Forging an image of the 3D-printing future
Once confined to the realm of science fiction, 3D printers have become part of the mainstream. These machines fabricate physical objects by melting and layering plastic through a nozzle. Users can create or download professionally designed plans and produce custom objects ranging from tree ornaments to prosthetic limbs.
No one understands the process better than U of T’s Matt Ratto. This associate professor at the iSchool and director of the Semaphore Research Cluster researches the intersection of digital technologies and the physical world.
U of T News talked to Ratto about how 3D printing will evolve, especially when combined with other contemporary technologies.
Is there one use for 3D printing that will revolutionize the world?
A lot of claims have been made about what will be the “killer app” of 3D printing, from just-in-time production of Tupperware lids to the printing of food. The first idea misses the energy costs of 3D printing. It’s a terrible replacement for mass producing forms that can easily and cheaply made through injection molding.

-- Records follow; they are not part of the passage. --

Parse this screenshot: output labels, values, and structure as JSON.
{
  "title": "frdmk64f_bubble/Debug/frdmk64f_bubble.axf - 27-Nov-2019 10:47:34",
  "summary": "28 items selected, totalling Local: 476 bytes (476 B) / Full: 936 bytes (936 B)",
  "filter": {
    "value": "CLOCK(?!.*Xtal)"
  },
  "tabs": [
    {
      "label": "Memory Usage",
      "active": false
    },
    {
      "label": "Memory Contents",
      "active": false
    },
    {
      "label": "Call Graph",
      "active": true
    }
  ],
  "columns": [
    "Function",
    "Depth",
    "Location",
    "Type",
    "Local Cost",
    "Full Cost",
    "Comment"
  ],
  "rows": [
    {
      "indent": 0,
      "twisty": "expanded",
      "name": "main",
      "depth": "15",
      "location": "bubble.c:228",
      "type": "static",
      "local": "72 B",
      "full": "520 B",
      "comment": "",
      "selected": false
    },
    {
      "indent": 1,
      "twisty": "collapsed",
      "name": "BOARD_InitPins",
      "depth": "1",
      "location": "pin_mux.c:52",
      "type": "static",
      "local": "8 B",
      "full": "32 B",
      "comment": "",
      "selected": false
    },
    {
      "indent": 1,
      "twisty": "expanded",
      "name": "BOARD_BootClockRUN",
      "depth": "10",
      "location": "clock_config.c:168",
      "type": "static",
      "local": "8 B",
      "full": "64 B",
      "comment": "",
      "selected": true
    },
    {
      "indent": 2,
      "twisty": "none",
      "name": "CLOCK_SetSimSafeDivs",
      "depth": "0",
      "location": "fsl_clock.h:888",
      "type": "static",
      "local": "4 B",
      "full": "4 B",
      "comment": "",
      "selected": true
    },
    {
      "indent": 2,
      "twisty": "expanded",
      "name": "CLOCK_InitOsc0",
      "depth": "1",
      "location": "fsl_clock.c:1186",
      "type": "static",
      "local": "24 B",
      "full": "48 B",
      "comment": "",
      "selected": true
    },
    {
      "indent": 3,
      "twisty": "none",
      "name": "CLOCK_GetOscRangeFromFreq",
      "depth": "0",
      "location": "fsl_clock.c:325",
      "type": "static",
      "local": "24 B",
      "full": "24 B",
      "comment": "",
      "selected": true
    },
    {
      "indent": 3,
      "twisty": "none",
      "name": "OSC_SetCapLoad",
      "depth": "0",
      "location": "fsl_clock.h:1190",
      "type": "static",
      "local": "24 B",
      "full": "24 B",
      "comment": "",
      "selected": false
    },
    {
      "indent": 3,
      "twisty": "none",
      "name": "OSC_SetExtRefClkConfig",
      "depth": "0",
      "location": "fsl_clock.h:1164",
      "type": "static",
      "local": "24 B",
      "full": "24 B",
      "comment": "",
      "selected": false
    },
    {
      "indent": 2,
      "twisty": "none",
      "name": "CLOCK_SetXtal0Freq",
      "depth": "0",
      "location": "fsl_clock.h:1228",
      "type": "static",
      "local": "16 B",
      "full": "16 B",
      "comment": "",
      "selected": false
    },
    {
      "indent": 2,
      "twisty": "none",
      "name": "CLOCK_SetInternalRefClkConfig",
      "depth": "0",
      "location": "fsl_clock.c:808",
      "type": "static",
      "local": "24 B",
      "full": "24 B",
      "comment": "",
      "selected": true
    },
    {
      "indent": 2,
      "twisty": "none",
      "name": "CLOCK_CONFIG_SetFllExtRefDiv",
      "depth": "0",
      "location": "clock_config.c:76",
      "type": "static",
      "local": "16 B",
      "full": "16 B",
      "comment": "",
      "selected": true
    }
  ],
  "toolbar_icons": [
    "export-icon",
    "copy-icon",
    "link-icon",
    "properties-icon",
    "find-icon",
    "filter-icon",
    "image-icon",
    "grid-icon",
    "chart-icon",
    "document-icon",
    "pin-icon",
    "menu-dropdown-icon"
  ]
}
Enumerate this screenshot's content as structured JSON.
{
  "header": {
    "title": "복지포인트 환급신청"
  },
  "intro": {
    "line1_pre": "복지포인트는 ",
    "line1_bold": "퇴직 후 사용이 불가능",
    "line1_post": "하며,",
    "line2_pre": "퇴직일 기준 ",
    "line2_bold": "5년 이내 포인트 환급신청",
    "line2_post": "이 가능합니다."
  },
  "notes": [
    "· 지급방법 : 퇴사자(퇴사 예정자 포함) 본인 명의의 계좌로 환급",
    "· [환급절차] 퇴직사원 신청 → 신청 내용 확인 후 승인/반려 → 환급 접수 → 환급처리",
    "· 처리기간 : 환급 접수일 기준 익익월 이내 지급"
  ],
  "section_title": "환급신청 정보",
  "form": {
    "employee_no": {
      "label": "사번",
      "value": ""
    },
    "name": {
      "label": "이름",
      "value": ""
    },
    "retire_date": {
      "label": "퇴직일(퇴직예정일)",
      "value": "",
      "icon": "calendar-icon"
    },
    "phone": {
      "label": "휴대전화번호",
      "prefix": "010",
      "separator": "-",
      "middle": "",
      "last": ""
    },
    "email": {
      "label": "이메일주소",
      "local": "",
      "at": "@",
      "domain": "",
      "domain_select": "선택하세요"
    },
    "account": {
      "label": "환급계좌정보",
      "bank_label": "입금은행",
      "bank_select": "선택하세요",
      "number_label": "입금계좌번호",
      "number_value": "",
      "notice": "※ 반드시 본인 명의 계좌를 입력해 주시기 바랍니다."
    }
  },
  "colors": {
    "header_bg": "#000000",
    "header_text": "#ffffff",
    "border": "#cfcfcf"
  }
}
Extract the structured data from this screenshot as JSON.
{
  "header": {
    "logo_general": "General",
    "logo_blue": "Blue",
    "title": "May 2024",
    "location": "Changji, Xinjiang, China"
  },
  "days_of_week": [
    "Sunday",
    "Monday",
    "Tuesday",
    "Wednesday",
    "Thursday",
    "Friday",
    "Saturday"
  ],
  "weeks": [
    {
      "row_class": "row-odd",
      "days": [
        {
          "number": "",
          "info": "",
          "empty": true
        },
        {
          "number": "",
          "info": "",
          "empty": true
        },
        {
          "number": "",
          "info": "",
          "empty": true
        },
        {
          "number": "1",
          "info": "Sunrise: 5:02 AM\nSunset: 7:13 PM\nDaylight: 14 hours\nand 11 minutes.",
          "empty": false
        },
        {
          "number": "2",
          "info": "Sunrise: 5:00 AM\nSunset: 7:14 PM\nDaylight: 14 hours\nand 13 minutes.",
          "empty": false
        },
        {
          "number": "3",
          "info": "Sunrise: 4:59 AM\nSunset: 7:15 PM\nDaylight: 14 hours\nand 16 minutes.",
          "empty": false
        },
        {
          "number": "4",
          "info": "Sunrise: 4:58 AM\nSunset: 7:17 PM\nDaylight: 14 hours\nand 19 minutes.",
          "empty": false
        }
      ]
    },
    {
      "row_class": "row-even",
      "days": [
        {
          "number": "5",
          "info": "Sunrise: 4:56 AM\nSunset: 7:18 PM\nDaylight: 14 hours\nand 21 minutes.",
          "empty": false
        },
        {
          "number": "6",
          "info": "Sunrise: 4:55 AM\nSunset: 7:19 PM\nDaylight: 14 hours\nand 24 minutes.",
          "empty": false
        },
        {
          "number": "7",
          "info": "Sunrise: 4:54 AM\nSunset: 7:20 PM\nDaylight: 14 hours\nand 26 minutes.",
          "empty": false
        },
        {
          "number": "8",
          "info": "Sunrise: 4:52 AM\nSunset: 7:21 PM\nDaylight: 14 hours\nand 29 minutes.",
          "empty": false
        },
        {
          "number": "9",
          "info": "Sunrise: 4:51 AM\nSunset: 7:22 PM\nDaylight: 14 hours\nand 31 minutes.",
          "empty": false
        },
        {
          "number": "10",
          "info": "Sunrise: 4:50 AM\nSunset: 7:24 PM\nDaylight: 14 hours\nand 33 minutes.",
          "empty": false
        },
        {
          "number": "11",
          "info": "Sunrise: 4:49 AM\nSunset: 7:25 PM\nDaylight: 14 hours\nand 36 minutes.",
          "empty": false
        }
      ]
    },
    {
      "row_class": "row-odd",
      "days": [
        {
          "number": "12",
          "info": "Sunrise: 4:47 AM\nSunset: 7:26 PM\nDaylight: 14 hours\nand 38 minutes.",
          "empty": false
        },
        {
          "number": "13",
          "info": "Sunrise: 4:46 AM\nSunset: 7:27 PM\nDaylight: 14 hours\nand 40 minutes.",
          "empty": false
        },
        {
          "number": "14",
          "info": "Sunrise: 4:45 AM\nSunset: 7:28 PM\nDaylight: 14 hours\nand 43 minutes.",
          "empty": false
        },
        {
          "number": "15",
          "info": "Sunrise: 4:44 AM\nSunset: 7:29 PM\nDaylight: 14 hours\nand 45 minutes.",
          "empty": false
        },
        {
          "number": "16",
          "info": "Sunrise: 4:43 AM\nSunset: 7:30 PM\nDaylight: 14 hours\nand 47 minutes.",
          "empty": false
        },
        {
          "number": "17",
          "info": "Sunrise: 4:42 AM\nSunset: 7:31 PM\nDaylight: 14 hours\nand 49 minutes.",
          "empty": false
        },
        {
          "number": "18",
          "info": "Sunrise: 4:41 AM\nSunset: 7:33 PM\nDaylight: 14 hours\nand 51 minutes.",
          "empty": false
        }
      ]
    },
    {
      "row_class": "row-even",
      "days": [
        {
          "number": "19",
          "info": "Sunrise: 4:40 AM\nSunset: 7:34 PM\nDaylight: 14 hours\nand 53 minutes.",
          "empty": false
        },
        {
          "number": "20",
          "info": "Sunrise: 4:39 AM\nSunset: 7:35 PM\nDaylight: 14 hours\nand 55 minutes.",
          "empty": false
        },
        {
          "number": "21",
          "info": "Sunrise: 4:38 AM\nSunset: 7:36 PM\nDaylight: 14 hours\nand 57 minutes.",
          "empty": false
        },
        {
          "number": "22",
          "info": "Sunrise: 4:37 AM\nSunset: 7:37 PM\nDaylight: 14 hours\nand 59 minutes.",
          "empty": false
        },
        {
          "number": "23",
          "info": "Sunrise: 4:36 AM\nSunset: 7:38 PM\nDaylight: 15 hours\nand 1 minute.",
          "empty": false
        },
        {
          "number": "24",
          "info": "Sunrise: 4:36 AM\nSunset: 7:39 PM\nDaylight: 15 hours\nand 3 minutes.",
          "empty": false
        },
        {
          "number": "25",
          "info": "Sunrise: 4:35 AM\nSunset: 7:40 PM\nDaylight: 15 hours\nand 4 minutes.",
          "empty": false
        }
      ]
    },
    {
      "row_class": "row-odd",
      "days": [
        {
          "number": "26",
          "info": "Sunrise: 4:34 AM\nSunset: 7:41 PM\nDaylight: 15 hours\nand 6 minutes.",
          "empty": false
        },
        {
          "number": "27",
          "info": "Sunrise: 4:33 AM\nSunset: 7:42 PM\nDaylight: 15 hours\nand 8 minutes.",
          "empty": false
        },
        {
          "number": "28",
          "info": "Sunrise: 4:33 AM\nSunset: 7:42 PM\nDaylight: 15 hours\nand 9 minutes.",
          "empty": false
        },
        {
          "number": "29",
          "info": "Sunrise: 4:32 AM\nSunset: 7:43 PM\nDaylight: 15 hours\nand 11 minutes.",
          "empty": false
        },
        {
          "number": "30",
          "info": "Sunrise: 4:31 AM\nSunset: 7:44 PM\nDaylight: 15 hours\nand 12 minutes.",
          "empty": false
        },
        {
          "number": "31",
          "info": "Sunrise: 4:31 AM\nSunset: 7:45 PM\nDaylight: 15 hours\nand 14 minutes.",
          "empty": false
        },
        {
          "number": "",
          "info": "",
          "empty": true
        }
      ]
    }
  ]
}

The second idea seems to imply that most people like processed foods. 3D printing a food basically means grinding up the base form into a slurry and then printing it into a new shape or arrangement. We actually have a lot of foods like this in the marketplace. The Pringle is probably the best example. I think that the revolutionary qualities of 3D printing have to do with the ability to produce novel things: smart objects, unique biological forms, hybrid materials and topologies that could not be made before.
3D printers have evolved from large, expensive machines to smaller, cheaper units for home use. Where do you think the technology is heading?
I think 3D printing is moving away from general-purpose hardware and software towards more specific functions and uses. Such a move allows a better fit between user, use context and the design of the 3D tools and technologies. For instance, we are now seeing bioprinters that make use of the same general printer technology as plastic-based hobbyist printers. But they add heated environmental areas for the printing material (cells) and purified compressed air drivers that maintain a sterile printing area, functions specific to the printing of complex biological forms. There are even inexpensive versions of these printers, such as the Biobot, which is a 3D printer for living cells.
Which industries will be most affected as 3D printers become more pervasive?
Medical industries and specifically patient care are really set to be disrupted by 3D printing. Bioprinting of complex cellular assemblies is probably the furthest out, but this will really change how patients are treated. Closer to the market are custom medicines – pills that contain the specific active ingredients for an individual, rather than mass-produced units made for a general profile. And the 3D printing of custom braces, prosthetics and orthotics is right around the corner. We have a research project and non-profit spin-off called Nia Technologies that is already doing this in developing countries.
Productive disruption in this space will occur through socio-technical innovations that bridge humanities, scientific and engineering knowledge.
(Below: Ratto with Timo Gmeiner, U of T mechanical engineering student/ photo by ginger coons/Critical Making lab, creative commons Attribution-Noncommercial)
The Internet of Things is touted as the next big thing. What will be its impact on Canadians?
IoT has been on the agenda for some time. Like “big data,” it will likely have its biggest impact once it has sunk in to business practice. We already have a number of examples of successful IoT innovations. ZipCar is probably the most obvious example. The best way to think about this is to look at specific industries and see how new forms of data analytics can help or hinder social life.
Can you foresee a combination of 3D printing and the IoT ?
We can now 3D-print objects that contain simple electronic circuits. As part of our research we’ve been working on the production of prosthetic braces and sockets that contain intrinsic pressure sensing circuits. The prosthetic device will then stream real-time information about the fit and comfort of the device directly to a mobile device, giving the patient or caregiver granular data over time about how the device is working. The ability to 3D-print “smart objects” is a really fascinating area of novel research.
Is Canada in a position to take advantage of either technology and become a world leader?
Toronto is really well placed. We have great educational resources with the variety of universities, including U of T, Ryerson and OCAD University. There is a terrific digital-media small-and-medium-sized enterprise infrastructure with great skills and abilities. Of course, Toronto is a crossroads of the world, and innovation benefits greatly from the intellectual churn that attends diversity.
I do think we need to go our own way, to avoid the worst excesses of Silicon Valley, and to create innovation processes and environments that focus on real-world problems and not just economic gain and “convenience culture.” There is a kind of hubris in the innovation discourse that says “$5 billion of investment/profit in five years” or it doesn’t matter. I think such a focus distracts us from what we really should be doing, which is getting people together to ideate, to think creatively, and to engage with both social and technical systems in ways that provide real benefits.
(Below: Ratto with Ruth Nakaye (centre) and Moses Kaweesa, orthopaedic technologist at CoRSU hospital, Uganda/ photo by ginger coons/Critical Making lab, creative commons Attribution-Noncommercial)